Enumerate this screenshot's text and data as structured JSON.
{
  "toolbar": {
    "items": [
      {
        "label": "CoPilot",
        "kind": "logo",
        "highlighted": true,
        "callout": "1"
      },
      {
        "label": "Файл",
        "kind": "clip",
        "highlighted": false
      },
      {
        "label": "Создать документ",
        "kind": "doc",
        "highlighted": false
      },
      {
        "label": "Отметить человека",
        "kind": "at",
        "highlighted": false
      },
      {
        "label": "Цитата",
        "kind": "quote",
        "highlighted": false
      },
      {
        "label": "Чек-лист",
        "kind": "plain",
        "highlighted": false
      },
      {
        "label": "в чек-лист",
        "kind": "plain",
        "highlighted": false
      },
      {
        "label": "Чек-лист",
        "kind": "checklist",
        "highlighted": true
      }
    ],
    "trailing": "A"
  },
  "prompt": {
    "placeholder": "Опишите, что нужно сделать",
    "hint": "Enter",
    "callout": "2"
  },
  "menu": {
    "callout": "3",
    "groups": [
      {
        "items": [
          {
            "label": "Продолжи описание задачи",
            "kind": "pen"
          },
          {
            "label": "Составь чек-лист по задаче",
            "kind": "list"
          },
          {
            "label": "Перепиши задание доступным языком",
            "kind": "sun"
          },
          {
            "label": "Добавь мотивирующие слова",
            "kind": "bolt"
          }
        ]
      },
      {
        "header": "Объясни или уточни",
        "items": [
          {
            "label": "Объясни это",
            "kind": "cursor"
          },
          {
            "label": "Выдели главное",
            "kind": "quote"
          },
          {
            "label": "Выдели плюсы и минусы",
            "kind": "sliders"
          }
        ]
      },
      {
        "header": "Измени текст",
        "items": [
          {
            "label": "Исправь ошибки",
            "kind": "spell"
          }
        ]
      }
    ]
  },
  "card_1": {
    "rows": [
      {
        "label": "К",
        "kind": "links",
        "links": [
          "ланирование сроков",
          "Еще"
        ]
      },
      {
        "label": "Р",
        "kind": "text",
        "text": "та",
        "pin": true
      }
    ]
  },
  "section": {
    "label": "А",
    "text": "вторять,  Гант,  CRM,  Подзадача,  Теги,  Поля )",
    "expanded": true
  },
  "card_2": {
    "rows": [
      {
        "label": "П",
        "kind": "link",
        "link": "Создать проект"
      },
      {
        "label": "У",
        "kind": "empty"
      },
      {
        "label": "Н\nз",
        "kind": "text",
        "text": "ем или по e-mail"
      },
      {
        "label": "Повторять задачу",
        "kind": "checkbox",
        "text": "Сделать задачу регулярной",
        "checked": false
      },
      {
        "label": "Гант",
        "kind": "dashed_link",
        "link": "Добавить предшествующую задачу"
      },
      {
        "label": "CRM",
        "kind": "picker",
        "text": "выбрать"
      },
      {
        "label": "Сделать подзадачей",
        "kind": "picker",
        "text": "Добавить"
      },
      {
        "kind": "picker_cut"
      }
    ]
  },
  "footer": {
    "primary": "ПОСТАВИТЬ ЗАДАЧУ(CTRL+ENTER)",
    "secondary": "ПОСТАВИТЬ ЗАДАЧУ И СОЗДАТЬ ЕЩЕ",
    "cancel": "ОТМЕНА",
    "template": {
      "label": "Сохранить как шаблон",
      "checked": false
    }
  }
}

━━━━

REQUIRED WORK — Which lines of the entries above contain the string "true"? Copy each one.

WRITTEN RESPONSE —
        "highlighted": true,
        "highlighted": true
        "pin": true
    "expanded": true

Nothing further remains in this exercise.